▶ [Assignment]:
Every entry should be returned exactly. Omit none of them.

▶ [Records for this task]:
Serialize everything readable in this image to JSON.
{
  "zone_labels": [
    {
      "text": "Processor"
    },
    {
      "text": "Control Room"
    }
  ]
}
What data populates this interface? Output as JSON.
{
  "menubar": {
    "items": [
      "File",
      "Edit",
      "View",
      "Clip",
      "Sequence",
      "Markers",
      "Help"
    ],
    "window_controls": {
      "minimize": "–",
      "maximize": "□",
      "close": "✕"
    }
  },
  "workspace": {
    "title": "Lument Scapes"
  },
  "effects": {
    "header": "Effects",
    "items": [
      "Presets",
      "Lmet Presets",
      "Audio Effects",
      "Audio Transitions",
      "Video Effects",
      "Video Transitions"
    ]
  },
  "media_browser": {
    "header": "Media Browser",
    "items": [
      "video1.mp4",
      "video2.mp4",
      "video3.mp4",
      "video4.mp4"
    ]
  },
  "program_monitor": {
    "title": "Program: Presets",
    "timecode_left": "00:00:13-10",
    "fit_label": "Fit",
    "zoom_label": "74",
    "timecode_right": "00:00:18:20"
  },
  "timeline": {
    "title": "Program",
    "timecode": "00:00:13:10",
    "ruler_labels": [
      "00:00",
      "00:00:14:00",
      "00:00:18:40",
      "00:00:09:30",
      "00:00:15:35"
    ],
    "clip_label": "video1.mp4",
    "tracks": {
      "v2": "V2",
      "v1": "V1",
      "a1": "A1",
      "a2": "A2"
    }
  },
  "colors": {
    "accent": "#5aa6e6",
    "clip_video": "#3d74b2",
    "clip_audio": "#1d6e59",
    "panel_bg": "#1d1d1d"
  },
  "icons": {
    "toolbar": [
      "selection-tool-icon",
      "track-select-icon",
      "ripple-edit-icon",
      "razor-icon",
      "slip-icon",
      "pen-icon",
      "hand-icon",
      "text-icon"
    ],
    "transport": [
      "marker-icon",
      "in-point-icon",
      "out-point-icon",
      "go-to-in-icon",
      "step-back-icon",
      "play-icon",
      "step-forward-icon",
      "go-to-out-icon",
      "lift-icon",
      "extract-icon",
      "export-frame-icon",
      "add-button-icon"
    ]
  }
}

▶ [Reply]:
Serialize everything readable in this image to JSON.
{
  "zone_labels": [
    {
      "text": "Processor"
    },
    {
      "text": "Control Room"
    }
  ]
}
What data populates this interface? Output as JSON.
{
  "menubar": {
    "items": [
      "File",
      "Edit",
      "View",
      "Clip",
      "Sequence",
      "Markers",
      "Help"
    ],
    "window_controls": {
      "minimize": "–",
      "maximize": "□",
      "close": "✕"
    }
  },
  "workspace": {
    "title": "Lument Scapes"
  },
  "effects": {
    "header": "Effects",
    "items": [
      "Presets",
      "Lmet Presets",
      "Audio Effects",
      "Audio Transitions",
      "Video Effects",
      "Video Transitions"
    ]
  },
  "media_browser": {
    "header": "Media Browser",
    "items": [
      "video1.mp4",
      "video2.mp4",
      "video3.mp4",
      "video4.mp4"
    ]
  },
  "program_monitor": {
    "title": "Program: Presets",
    "timecode_left": "00:00:13-10",
    "fit_label": "Fit",
    "zoom_label": "74",
    "timecode_right": "00:00:18:20"
  },
  "timeline": {
    "title": "Program",
    "timecode": "00:00:13:10",
    "ruler_labels": [
      "00:00",
      "00:00:14:00",
      "00:00:18:40",
      "00:00:09:30",
      "00:00:15:35"
    ],
    "clip_label": "video1.mp4",
    "tracks": {
      "v2": "V2",
      "v1": "V1",
      "a1": "A1",
      "a2": "A2"
    }
  },
  "colors": {
    "accent": "#5aa6e6",
    "clip_video": "#3d74b2",
    "clip_audio": "#1d6e59",
    "panel_bg": "#1d1d1d"
  },
  "icons": {
    "toolbar": [
      "selection-tool-icon",
      "track-select-icon",
      "ripple-edit-icon",
      "razor-icon",
      "slip-icon",
      "pen-icon",
      "hand-icon",
      "text-icon"
    ],
    "transport": [
      "marker-icon",
      "in-point-icon",
      "out-point-icon",
      "go-to-in-icon",
      "step-back-icon",
      "play-icon",
      "step-forward-icon",
      "go-to-out-icon",
      "lift-icon",
      "extract-icon",
      "export-frame-icon",
      "add-button-icon"
    ]
  }
}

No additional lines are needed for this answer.